Finally we can use the classic clflush method during the 1st phase of Anvil as noted above.

I can come up with other scenarios where this (and in some cases the other) software row hammer mitigation may fail, but I think I’ve placed enough on the table for this blog post.


The current implementation of Anvil is a low overhead row hammer mitigation which will work well against attacks that is not engineered to bypass it. Should Anvil become widespread it is likely that next generation methods of row hammering exists that are capable of bypassing the second stage of Anvil row hammer. Thus if I were to choose a method for row hammer mitigation on a mission critical system I would go with suggestion made by [7]  triggering a simple slow down in event of a detection. It has the benefits of thwarting some cache side channel attacks in the process. While this has a much higher performance penalty on a few applications, it’ll run at the same performance cost as Anvil in most real world scenarios and it’s simplicity offers less attack surface for engineered attacks.
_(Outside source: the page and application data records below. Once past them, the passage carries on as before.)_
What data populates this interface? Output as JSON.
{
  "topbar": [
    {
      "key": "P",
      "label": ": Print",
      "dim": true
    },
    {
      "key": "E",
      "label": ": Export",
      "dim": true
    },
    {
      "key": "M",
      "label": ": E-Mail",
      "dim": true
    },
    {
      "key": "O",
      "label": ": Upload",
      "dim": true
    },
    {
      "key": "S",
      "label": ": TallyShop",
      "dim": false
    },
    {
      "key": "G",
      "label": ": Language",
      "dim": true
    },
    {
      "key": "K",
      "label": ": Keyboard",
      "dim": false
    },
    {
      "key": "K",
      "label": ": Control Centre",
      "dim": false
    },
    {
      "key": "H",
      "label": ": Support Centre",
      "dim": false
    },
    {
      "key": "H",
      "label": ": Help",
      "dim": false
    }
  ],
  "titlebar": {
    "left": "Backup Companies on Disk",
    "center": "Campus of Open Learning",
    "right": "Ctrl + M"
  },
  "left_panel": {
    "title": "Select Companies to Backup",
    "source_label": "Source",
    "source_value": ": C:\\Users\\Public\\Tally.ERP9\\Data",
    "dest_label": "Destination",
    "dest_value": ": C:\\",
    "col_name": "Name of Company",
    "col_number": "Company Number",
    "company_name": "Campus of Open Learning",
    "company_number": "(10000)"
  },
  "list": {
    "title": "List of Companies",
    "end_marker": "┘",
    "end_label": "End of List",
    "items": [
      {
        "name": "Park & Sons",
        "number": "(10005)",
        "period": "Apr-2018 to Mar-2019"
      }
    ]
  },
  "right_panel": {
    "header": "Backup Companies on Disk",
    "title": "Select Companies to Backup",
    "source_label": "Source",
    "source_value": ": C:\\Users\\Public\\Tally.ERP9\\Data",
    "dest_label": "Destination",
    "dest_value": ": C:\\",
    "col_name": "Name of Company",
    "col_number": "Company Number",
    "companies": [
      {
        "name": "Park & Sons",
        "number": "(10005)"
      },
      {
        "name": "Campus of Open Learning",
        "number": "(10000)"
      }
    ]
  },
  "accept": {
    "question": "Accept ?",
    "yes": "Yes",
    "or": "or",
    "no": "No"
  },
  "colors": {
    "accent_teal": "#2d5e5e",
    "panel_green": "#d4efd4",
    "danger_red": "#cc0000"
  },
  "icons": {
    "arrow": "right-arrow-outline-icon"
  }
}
[1] Kalervo Eriksson,”Factors affecting voluntary alcohol consumption in the albino rat”; Annales Zoologici Fennici; Vol. 6, No. 3 (1969), pp. 227-265
[2] Heckman, JamesJ.: “Lessons from the Bell Curve”,Journal of Political Economy, Vol. 103, No. 5 (Oct., 1995), pp. 1091-1120
[3] Zelalem Birhanu Aweke, Salessawi Ferede Yitbarek, Rui Qiao, Reetuparna Das, Matthew Hicks, Yossi Oren, Todd Austin:”ANVIL: Software-Based Protection Against Next-Generation Rowhammer Attacks”
 [4] Yoongu Kim, R. Daly, J. Kim, C. Fallin, Ji Hye Lee,Donghyuk Lee, C. Wilkerson, K. Lai, and O. Mutlu. Flipping Bits in Memory Without Accessing Them: An Experimental Study of DRAM Disturbance Errors. In Computer Architecture (ISCA), 2014 ACM/IEEE 41st International Symposium on, pages 361–372, June 2014.44 4
[5] Mark Seaborn and Thomas Dullien. Exploiting the DRAM rowhammer bug to gain kernel privileges. March 2015
[6] D. Gruss, C. Maurice, and S. Mangard.” Rowhammer.js: A Remote Software-Induced Fault Attack in JavaScript.” ArXiv e-prints, July 2015.

[7] Gruss, Maurice and Wagner: “Flush+Flush: A Stealthier Last-Level Cache Attack”
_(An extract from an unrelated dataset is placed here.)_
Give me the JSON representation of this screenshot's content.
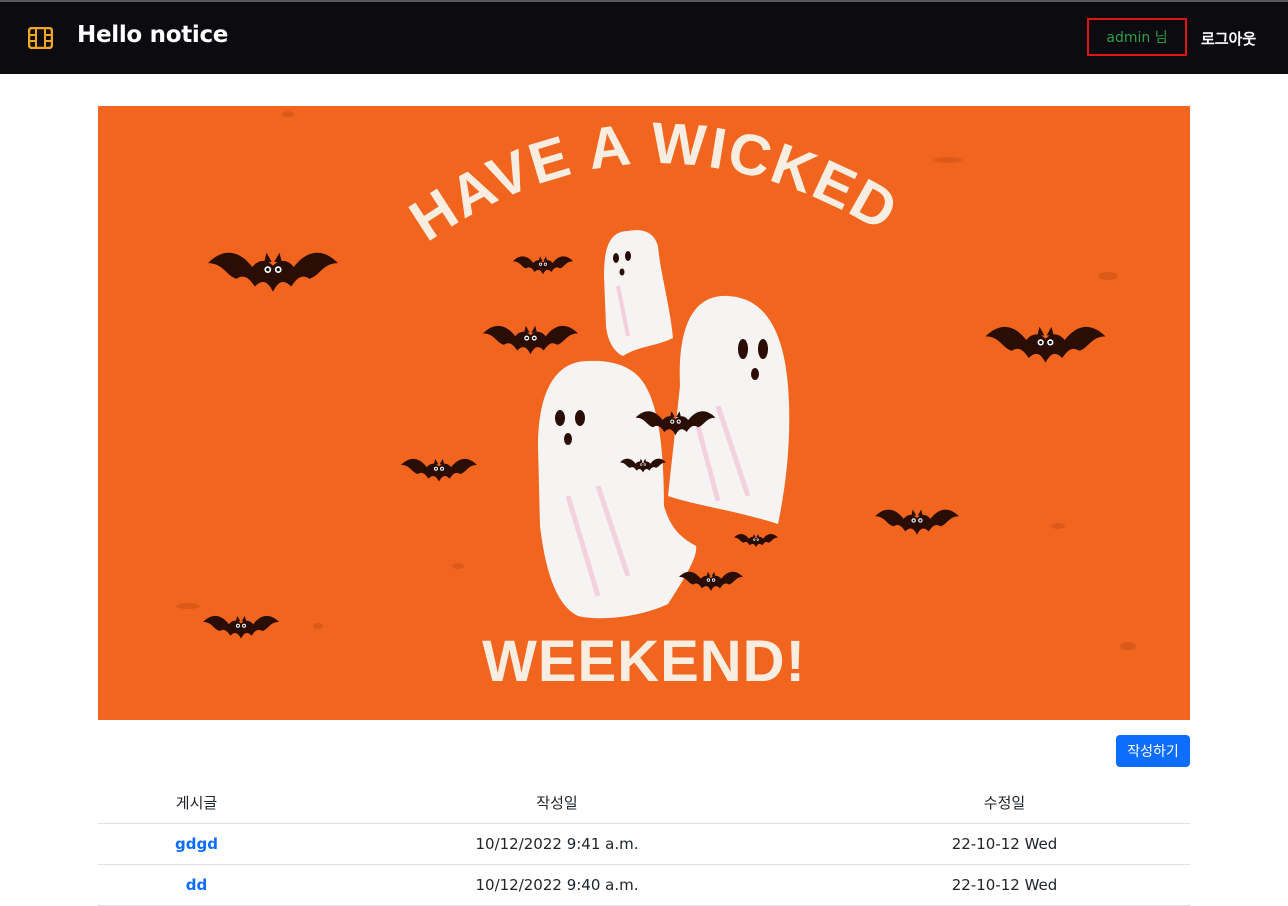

1 comment:

  1. It represents a novel approach to Row Hammer attacks, a type of security vulnerability targeting DRAM memory cells. Godaddy Coupon NVIL explores advanced techniques to induce targeted bit flips in neighboring memory.